Little Grebes or Dabchicks
The Little Grebes, Tachybaptus ruficollis, or Dabchick is, at 23-29 cm in length, the smallest European member of the grebe family of water birds. This bird can be found at pretty much any open body of water across most of its extensive range.
Little Grebe is a small water bird with a pointed bill. The adult is unmistakable in summer, predominantly dark above with its rich rufous colour neck, cheeks and flanks, and bright yellow gape. The rufous is replaced by a dirty brownish grey in non-breeding and juvenile birds.
Juvenile birds have a yellow bill with a small black tip, and black and white streaks on the cheeks and sides of the neck as seen below. This yellow bill increasingly darkens, eventually turning black.
In winter, its size, buff plumage with a darker back and cap, and “powder puff” rear end enable identification of this species.
The Little Grebe’s breeding call sounds like a horse whinnying.
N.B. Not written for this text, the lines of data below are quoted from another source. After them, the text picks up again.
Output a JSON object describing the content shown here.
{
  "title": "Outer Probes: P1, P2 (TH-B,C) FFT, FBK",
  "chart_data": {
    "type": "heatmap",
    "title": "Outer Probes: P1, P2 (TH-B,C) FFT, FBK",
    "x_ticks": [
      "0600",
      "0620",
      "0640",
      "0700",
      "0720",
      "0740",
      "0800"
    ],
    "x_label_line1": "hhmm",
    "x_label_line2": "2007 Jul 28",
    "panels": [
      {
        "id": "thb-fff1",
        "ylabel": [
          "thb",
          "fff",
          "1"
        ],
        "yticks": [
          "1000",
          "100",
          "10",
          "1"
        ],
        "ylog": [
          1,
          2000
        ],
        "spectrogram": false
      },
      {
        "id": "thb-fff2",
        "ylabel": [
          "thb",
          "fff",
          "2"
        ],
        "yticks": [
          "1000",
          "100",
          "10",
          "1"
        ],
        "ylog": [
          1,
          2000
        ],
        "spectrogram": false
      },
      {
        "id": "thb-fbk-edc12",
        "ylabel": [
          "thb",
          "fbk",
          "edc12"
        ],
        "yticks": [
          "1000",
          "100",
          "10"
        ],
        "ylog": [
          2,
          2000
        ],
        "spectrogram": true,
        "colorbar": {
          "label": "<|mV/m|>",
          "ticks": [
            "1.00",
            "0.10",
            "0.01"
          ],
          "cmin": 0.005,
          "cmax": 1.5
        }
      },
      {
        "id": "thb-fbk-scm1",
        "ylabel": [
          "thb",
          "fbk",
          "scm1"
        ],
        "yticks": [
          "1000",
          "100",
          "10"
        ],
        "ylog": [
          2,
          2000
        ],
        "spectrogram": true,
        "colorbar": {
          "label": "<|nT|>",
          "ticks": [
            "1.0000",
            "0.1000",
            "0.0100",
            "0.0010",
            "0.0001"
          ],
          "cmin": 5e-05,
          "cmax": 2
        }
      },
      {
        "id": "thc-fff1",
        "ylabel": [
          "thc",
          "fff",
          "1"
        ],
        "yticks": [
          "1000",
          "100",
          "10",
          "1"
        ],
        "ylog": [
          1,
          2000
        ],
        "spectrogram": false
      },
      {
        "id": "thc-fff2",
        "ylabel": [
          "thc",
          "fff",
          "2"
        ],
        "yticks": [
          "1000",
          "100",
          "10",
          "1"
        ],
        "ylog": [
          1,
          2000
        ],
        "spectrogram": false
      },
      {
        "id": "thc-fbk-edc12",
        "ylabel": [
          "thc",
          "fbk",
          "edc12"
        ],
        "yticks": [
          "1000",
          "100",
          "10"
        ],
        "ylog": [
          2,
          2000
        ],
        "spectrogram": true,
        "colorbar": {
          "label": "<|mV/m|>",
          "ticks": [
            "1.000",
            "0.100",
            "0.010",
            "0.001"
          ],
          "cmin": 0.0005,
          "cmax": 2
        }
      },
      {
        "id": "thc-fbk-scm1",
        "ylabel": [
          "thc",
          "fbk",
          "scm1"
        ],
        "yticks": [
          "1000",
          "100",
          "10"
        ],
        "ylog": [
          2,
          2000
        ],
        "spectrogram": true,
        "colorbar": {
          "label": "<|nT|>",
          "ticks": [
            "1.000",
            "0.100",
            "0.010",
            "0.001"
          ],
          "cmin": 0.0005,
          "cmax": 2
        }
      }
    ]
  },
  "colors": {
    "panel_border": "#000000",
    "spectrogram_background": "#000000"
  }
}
One Cornish bird interbred with a vagrant Pied-billed Grebe.
This bird breeds in small colonies in heavily vegetated areas of freshwater lakes across Europe, much of Asia down to New Guinea, and most of Africa. Most birds move to more open or coastal waters in winter, but it is only migratory in those parts of its range where the waters freeze.
Like all grebes, it nests on the water’s edge, since its legs are set very far back and it cannot walk well. Usually four to seven eggs are laid, and the striped young are sometimes carried on the adult’s back.
It is an excellent swimmer and diver, and pursues its fish prey underwater. It uses the vegetation skilfully as a hiding place.